[Data about app and page elements]

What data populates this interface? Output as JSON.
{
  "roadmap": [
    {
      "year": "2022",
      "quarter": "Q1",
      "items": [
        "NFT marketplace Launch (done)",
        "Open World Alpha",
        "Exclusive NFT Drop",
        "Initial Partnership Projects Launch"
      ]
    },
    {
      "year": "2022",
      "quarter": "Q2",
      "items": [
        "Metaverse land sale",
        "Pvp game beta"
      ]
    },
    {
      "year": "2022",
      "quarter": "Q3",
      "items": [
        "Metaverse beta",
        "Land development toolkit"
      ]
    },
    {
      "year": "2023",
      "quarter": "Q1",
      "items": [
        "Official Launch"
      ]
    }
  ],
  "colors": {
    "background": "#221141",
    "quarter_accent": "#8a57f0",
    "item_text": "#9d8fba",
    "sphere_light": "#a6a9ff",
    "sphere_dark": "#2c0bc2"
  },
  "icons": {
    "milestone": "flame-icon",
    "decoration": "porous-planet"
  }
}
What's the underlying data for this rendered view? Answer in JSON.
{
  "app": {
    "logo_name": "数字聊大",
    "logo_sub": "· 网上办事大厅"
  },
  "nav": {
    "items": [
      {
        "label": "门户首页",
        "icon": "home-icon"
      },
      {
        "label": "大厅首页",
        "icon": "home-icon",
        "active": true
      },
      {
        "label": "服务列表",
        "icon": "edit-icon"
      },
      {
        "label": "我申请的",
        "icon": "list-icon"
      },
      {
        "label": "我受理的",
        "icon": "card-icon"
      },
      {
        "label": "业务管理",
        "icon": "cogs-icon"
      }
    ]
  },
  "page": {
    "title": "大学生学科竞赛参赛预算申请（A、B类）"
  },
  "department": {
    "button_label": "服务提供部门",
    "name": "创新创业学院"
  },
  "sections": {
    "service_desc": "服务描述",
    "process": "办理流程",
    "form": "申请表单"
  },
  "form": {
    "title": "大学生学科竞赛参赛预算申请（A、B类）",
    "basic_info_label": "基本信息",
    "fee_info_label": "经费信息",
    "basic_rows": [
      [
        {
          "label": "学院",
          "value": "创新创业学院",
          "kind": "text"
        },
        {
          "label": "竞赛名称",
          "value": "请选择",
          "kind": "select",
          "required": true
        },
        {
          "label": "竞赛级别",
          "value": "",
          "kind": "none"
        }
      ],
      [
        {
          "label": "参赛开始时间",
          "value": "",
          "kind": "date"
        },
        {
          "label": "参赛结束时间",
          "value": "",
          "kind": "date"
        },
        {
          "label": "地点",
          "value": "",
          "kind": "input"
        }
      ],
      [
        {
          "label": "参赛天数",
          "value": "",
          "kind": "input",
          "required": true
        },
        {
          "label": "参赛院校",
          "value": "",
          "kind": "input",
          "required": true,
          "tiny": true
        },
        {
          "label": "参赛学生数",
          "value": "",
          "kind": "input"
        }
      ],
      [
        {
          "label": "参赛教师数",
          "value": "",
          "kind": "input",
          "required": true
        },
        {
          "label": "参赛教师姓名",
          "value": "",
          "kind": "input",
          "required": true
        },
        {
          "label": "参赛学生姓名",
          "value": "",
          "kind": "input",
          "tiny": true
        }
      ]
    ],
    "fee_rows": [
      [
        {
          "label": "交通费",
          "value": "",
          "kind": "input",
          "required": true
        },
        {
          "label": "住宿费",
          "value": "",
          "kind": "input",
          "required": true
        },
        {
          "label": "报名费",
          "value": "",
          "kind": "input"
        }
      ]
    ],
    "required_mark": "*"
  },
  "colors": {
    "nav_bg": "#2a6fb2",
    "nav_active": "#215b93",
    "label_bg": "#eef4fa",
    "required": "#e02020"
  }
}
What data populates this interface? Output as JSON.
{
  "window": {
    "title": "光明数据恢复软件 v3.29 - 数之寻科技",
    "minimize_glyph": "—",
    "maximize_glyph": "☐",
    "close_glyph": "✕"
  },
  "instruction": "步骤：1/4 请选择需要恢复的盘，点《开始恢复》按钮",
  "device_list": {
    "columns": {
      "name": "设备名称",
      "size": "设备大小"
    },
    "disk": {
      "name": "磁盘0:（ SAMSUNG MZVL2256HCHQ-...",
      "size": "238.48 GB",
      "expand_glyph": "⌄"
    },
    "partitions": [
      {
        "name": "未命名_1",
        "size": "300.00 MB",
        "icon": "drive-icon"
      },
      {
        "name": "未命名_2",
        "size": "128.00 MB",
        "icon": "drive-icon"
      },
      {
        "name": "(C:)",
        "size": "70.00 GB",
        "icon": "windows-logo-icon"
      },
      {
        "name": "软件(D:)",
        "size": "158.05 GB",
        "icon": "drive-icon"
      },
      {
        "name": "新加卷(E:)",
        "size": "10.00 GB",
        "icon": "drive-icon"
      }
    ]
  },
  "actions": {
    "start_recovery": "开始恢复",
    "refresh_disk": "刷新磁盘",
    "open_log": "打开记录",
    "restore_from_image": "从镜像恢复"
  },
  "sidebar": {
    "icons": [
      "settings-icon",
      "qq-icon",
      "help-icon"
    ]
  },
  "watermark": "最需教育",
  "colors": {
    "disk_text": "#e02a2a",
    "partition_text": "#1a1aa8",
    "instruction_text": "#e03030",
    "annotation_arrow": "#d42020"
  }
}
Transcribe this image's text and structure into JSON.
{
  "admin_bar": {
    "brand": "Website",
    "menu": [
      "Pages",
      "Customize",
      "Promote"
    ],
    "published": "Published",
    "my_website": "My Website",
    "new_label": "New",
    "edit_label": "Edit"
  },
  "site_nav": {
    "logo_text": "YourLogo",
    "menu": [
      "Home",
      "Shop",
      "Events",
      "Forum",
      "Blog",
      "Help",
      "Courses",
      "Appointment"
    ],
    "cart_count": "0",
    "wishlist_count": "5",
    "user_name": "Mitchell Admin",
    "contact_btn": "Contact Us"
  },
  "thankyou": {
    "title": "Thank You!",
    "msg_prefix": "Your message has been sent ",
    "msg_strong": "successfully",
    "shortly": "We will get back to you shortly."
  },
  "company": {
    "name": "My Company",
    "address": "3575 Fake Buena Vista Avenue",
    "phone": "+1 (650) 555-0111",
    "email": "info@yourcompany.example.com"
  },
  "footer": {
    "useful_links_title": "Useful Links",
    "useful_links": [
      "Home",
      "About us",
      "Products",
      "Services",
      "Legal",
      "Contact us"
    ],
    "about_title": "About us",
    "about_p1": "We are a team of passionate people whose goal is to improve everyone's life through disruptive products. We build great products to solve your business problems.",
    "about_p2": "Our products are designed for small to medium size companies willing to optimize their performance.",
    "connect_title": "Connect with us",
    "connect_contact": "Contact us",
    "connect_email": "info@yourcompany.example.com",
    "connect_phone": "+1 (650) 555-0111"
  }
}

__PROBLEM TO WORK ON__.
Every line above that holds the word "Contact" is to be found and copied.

__EXERCISE SOLUTION__.
    "contact_btn": "Contact Us"
      "Contact us"
    "connect_contact": "Contact us",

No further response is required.